Scientists have proven that computer games don't affect gamers' mentalities, but there are exceptions

Scientists have proven that computer games don't affect gamers' mentalities, but there are exception

Students at the Oxford Internet Institute conducted a study that examined the behaviour of 400,000 gamers and found that computer games were not harmful to human mental health, unless the game became a subject of dependence.

The authors of the study failed to find a causal link between the games and the mental health of gamers, regardless of the game genre.
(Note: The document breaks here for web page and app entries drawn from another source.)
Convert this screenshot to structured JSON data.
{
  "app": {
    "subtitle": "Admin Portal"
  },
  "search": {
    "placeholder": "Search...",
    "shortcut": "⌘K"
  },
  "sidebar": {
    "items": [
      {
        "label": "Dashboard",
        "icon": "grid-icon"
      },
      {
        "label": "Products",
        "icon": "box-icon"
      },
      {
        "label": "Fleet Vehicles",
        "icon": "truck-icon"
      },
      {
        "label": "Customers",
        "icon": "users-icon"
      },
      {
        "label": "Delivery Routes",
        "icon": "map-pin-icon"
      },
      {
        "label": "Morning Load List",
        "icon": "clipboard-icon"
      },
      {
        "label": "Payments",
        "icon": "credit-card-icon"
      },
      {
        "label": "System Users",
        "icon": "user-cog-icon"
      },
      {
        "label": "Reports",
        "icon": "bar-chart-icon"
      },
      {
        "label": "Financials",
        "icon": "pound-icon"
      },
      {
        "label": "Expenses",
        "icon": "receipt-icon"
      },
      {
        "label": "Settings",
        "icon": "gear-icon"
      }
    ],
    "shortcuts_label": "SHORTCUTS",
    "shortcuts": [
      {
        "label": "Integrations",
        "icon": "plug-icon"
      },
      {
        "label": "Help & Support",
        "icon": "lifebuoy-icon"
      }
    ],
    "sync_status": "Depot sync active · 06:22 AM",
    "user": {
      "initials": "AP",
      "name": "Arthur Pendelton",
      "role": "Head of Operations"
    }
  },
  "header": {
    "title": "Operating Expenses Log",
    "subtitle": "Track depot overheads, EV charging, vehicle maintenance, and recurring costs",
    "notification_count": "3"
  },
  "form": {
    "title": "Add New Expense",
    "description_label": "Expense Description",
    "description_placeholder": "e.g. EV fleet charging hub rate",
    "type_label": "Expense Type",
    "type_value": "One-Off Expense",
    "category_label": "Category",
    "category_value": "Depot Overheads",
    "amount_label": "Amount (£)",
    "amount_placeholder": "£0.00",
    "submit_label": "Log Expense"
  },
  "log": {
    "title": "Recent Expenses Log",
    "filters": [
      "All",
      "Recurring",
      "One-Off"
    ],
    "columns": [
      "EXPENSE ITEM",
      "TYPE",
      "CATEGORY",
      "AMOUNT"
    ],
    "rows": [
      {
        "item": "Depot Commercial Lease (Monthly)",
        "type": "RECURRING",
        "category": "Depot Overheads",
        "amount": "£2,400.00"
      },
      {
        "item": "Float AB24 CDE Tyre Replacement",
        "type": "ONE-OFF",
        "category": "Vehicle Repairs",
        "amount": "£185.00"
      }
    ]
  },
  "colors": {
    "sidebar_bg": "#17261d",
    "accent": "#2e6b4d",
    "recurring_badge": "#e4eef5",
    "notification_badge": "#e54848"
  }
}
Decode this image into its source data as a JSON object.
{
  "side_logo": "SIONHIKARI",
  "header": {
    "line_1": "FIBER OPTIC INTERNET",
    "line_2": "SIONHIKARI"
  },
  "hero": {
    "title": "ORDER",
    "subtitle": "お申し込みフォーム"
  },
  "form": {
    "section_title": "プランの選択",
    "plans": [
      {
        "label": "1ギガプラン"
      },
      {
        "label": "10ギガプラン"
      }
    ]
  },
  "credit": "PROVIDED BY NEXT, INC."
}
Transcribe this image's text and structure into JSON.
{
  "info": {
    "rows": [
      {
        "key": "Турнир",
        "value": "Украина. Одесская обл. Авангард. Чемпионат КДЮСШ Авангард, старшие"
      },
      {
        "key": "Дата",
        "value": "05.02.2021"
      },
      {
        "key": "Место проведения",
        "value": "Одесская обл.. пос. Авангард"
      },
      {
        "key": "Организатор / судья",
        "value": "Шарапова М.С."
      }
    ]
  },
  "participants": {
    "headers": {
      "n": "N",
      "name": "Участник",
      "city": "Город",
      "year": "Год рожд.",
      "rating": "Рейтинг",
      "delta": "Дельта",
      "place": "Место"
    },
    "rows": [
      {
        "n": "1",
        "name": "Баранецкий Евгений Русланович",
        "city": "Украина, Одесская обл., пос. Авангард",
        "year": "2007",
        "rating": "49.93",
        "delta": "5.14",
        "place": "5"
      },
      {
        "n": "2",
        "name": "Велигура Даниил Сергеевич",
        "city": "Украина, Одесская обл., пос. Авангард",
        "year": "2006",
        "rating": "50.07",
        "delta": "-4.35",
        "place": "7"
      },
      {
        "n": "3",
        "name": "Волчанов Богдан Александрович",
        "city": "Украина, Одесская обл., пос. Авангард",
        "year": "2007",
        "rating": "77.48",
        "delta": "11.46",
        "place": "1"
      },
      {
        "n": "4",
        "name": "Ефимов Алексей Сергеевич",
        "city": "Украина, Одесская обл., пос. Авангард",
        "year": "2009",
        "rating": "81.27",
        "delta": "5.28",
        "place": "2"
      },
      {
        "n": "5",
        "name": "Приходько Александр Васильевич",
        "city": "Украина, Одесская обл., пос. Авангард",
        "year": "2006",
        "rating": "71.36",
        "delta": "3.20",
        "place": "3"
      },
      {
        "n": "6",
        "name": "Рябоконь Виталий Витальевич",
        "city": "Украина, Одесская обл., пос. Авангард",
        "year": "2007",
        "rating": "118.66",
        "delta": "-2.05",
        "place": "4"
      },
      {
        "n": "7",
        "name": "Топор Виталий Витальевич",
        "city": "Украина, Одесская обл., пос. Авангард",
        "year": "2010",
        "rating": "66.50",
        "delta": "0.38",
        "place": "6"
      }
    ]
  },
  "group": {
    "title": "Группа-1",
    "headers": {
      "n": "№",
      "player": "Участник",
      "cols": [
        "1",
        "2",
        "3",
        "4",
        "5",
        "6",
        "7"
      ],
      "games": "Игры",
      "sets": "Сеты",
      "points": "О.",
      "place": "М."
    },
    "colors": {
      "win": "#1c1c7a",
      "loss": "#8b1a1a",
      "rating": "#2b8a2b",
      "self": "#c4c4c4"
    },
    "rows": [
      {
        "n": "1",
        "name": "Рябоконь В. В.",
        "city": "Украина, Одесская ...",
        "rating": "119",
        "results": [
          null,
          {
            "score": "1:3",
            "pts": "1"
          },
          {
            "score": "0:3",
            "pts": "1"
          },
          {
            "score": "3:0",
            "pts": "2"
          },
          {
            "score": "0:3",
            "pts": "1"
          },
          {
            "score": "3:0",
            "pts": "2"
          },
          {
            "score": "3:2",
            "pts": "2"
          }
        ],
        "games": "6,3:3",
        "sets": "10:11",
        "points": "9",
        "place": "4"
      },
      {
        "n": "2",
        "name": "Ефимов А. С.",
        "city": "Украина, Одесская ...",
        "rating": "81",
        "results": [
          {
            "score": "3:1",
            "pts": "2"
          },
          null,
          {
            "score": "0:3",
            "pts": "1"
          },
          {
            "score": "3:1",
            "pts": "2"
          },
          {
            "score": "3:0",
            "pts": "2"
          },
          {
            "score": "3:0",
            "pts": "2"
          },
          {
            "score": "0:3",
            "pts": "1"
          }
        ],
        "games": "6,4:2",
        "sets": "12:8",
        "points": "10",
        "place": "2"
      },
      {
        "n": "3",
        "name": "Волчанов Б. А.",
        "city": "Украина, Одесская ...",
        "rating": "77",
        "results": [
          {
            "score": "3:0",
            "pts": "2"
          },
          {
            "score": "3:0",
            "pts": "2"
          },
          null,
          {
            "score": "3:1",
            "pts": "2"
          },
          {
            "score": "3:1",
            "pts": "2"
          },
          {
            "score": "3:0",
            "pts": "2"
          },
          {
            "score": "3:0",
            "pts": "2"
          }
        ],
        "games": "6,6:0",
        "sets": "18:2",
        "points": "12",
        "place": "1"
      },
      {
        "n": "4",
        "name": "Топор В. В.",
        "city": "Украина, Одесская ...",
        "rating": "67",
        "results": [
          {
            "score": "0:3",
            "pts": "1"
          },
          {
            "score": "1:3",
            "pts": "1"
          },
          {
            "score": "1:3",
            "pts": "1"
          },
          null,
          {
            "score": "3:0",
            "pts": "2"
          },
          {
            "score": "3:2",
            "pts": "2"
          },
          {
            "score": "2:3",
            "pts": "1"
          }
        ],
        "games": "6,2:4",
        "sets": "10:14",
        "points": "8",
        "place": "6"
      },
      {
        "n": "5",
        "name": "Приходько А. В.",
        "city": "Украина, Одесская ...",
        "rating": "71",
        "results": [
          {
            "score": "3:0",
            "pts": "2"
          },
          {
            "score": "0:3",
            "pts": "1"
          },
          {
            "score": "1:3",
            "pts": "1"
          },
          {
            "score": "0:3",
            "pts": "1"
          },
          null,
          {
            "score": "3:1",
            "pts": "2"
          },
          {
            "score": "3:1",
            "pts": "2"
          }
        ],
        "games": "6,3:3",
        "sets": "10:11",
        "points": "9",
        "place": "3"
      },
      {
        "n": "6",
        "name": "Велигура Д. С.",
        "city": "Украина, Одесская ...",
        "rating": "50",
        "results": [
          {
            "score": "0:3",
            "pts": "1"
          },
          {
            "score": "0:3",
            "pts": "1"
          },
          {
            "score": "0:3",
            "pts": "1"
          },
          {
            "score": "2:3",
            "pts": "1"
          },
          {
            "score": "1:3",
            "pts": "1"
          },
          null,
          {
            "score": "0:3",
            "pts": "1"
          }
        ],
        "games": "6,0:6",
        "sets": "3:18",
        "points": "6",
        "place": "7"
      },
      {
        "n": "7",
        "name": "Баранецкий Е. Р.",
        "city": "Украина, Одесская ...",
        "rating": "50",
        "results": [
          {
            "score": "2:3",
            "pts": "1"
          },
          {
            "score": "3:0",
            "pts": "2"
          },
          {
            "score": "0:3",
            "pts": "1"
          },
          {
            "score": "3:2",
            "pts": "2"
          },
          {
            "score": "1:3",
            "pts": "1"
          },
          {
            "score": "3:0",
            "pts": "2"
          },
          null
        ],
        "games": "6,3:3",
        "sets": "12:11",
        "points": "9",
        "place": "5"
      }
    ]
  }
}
However, Professor Andrew Pshibulski, a senior researcher of the Institute, pointed out that there is a clear difference between the gamers who play and the players.

The study included games of various genres: Animal Crossing Life Simulator: New Horizons, the Gran Turismo Sport race simulation, and online hits, including Apex Legends and Eve Online.

The research done by Oxford scientists is unique for many reasons; in earlier projects, gamers have been asked to keep diaries in which they described their experiences, but this time they have authorized the collection of real-time game data. It is also impressive to have a sample of 40,000 people. However, it is not enough, I'm sure Professor Pshigilski: scientists have still gained access to a limited set of data, and there are many more gamers in the world. According to his calculations, computer games attract about a billion people, and there are about 3,000 projects on the Nintendo platform alone, and to draw conclusions based on seven games similar to the study of a supermarket based on seven products on shelves.

It is also worth noting that scientists had to negotiate directly with gamers because Sony, Microsoft and Nintendo have a fairly complex relationship with developers, who would find it difficult to convince that the research is primarily in the interest of the players themselves. The data belong to gamers, not to platforms and not to developers, and researchers would move quickly to collect data directly from the platforms.

," concluded Professor Pshibulski.

The results of the study were published in Royal Society Open Science.